From the data below, return each line in which the string "command" is found.

━━━ DATA TO PROCESS ━━━

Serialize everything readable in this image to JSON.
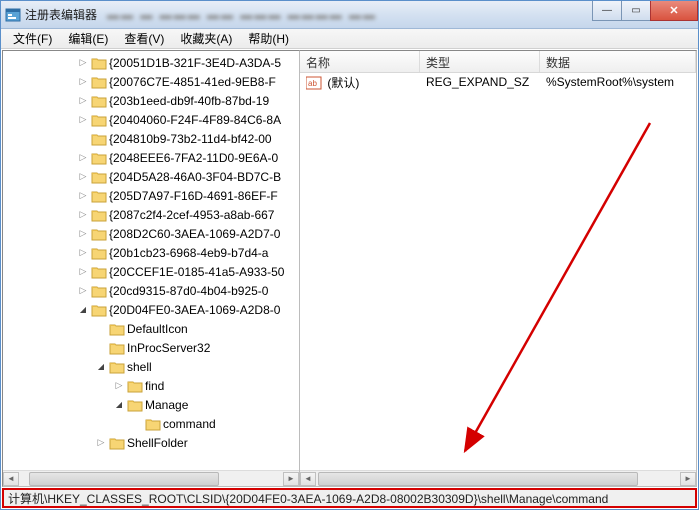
{
  "window": {
    "title": "注册表编辑器"
  },
  "menu": {
    "file": "文件(F)",
    "edit": "编辑(E)",
    "view": "查看(V)",
    "favorites": "收藏夹(A)",
    "help": "帮助(H)"
  },
  "winbuttons": {
    "min": "—",
    "max": "▭",
    "close": "✕"
  },
  "tree": {
    "nodes": [
      {
        "indent": 4,
        "exp": "closed",
        "label": "{20051D1B-321F-3E4D-A3DA-5"
      },
      {
        "indent": 4,
        "exp": "closed",
        "label": "{20076C7E-4851-41ed-9EB8-F"
      },
      {
        "indent": 4,
        "exp": "closed",
        "label": "{203b1eed-db9f-40fb-87bd-19"
      },
      {
        "indent": 4,
        "exp": "closed",
        "label": "{20404060-F24F-4F89-84C6-8A"
      },
      {
        "indent": 4,
        "exp": "none",
        "label": "{204810b9-73b2-11d4-bf42-00"
      },
      {
        "indent": 4,
        "exp": "closed",
        "label": "{2048EEE6-7FA2-11D0-9E6A-0"
      },
      {
        "indent": 4,
        "exp": "closed",
        "label": "{204D5A28-46A0-3F04-BD7C-B"
      },
      {
        "indent": 4,
        "exp": "closed",
        "label": "{205D7A97-F16D-4691-86EF-F"
      },
      {
        "indent": 4,
        "exp": "closed",
        "label": "{2087c2f4-2cef-4953-a8ab-667"
      },
      {
        "indent": 4,
        "exp": "closed",
        "label": "{208D2C60-3AEA-1069-A2D7-0"
      },
      {
        "indent": 4,
        "exp": "closed",
        "label": "{20b1cb23-6968-4eb9-b7d4-a"
      },
      {
        "indent": 4,
        "exp": "closed",
        "label": "{20CCEF1E-0185-41a5-A933-50"
      },
      {
        "indent": 4,
        "exp": "closed",
        "label": "{20cd9315-87d0-4b04-b925-0"
      },
      {
        "indent": 4,
        "exp": "open",
        "label": "{20D04FE0-3AEA-1069-A2D8-0"
      },
      {
        "indent": 5,
        "exp": "none",
        "label": "DefaultIcon"
      },
      {
        "indent": 5,
        "exp": "none",
        "label": "InProcServer32"
      },
      {
        "indent": 5,
        "exp": "open",
        "label": "shell"
      },
      {
        "indent": 6,
        "exp": "closed",
        "label": "find"
      },
      {
        "indent": 6,
        "exp": "open",
        "label": "Manage"
      },
      {
        "indent": 7,
        "exp": "none",
        "label": "command"
      },
      {
        "indent": 5,
        "exp": "closed",
        "label": "ShellFolder"
      }
    ]
  },
  "list": {
    "columns": {
      "name": "名称",
      "type": "类型",
      "data": "数据"
    },
    "rows": [
      {
        "name": "(默认)",
        "type": "REG_EXPAND_SZ",
        "data": "%SystemRoot%\\system"
      }
    ]
  },
  "statusbar": {
    "path": "计算机\\HKEY_CLASSES_ROOT\\CLSID\\{20D04FE0-3AEA-1069-A2D8-08002B30309D}\\shell\\Manage\\command"
  },
  "colors": {
    "accent": "#d40000"
  }
}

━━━

REPLY TO THE EXERCISE
        "label": "command"
    "path": "计算机\\HKEY_CLASSES_ROOT\\CLSID\\{20D04FE0-3AEA-1069-A2D8-08002B30309D}\\shell\\Manage\\command"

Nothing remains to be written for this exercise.